Watch fem care ads & tell us what you think!
It’s no secret that teenagers and now tweens are on the radar of major marketing campaigns. And it’s no surprise either; the sooner a company can get a customer to utter those magical words – ‘that’s my brand’ – the greater the chances that companies have landed a customer for life. Last April, NPR’s All Things Considered, ran a feature titled “Brands Target Tween Girls In Bid To Keep Them As Longtime Customers,” highlighting that this targeting trend is especially powerful for manufacturers that sell underwear, feminine care products and makeup — these are the kinds of products that companies can sell to women for decades. And with campaigns like Always #LikeAGirl, it’s undeniable that using girl-power messages to reaching these younger audiences is the approach de jour.
While it’s easy to get behind the empowering message of such campaigns, do they really have our best interest at heart? Or more importantly, is this aggressive marketing putting young women’s health at risk?
Marketing & Feminine Care Products
This July, Women’s Voices for the Earth’s, Sarada Tangirala, led a workshop at the 2015 Planned Parenthood Generation Action National Conference in Washington, D.C. Young women from around the country came together to learn about the potential dangers of toxic chemicals found in feminine care products. And specifically, they critically looked at how feminine care products are marketed to youth so they can fight back against predatory corporate advertising, and demand safe, nontoxic feminine care. WHEW – no easy task!
Unfortunately, the extent of possible dangers related to feminine care products is grievously under-researched and the overall industry, woefully unregulated. The average woman, for example, uses nearly 17,000 tampons in her lifetime. Yet little is known about the health impacts of chemicals used in a product that most women put inside this sensitive part of their bodies for days at a time on a monthly basis.
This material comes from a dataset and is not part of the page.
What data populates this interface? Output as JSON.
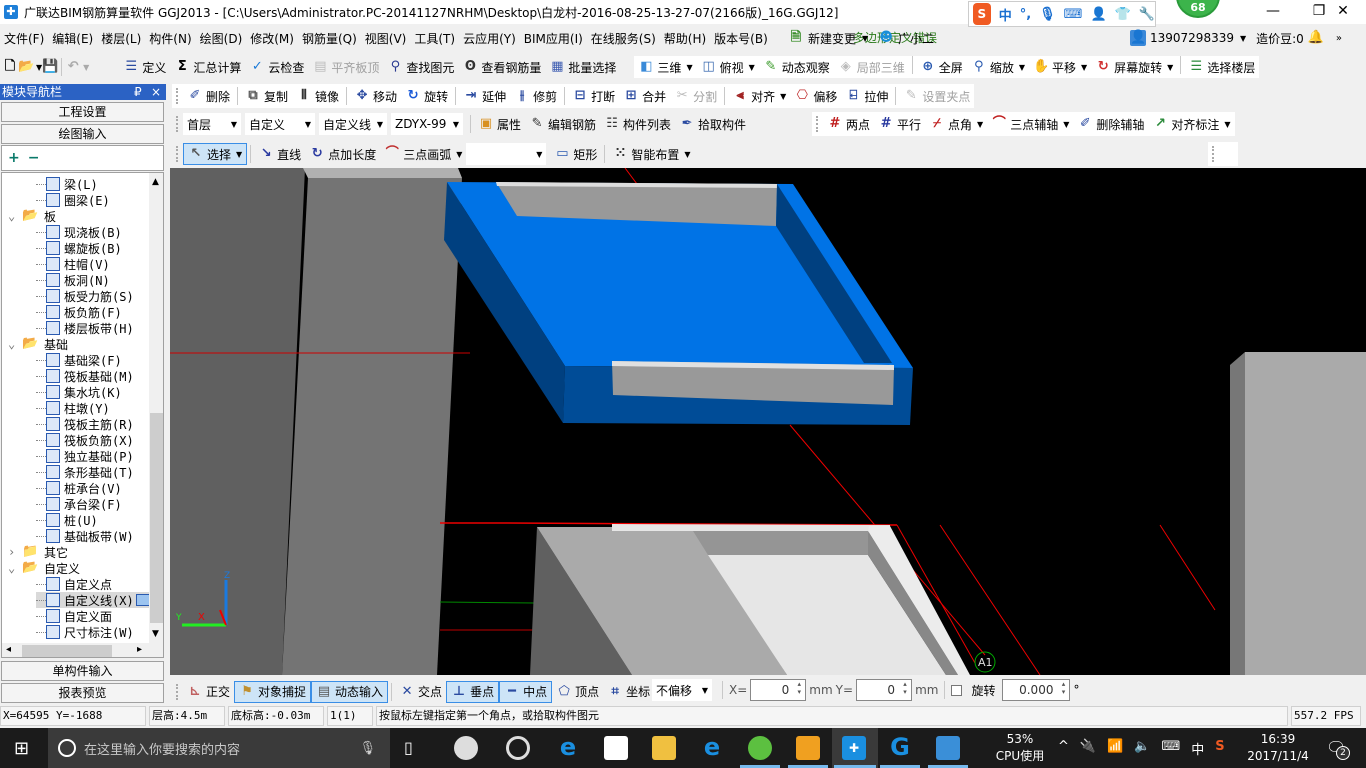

Contrary to the rhetoric of countless marketing campaigns, there’s nothing empowering, sexy or fresh about toxic chemicals hiding in your tampons, menstrual pads, douches or other feminine hygiene products. Removing chemicals linked to early puberty, fibroids, infertility and cancer from these products is a critical step to achieving reproductive justice.
As the ad world uses feminism and “girl-power” to attract younger audiences, it’s essential that we keep this conversation going. So let’s do just that. Take a few minutes to watch these ads ( the good, the bad and the ugly). Share your comments below. Email us your thoughts. Post this blog on Twitter or Facebook. Or better yet, share with a girl you care about. As you watch, think about these questions:
- Who is the intended audience of this commercial?
- What message(s) do you think the advertiser wants to communicate?
- Did you feel empowered or inspired watching the ad? If yes, what about the video do you think made you feel this way?
- Knowing that toxic chemicals could be lurking in these products, what would you say to the advertiser about their commercial?
Summer’s Eve: Hail to the V
Always: Like a Girl
Summer’s Eve “Talking Hand” campaign (hold onto your hats for this one…!)
The young women at the workshop were eager to see beyond clever marketing and brainstorm solutions and messages that focus on our health. Women’s Voices for the Earth is committed to amplifying the voices of all young women (and those of us that are young-at-heart!) as we take control of our health and love those products that love us back.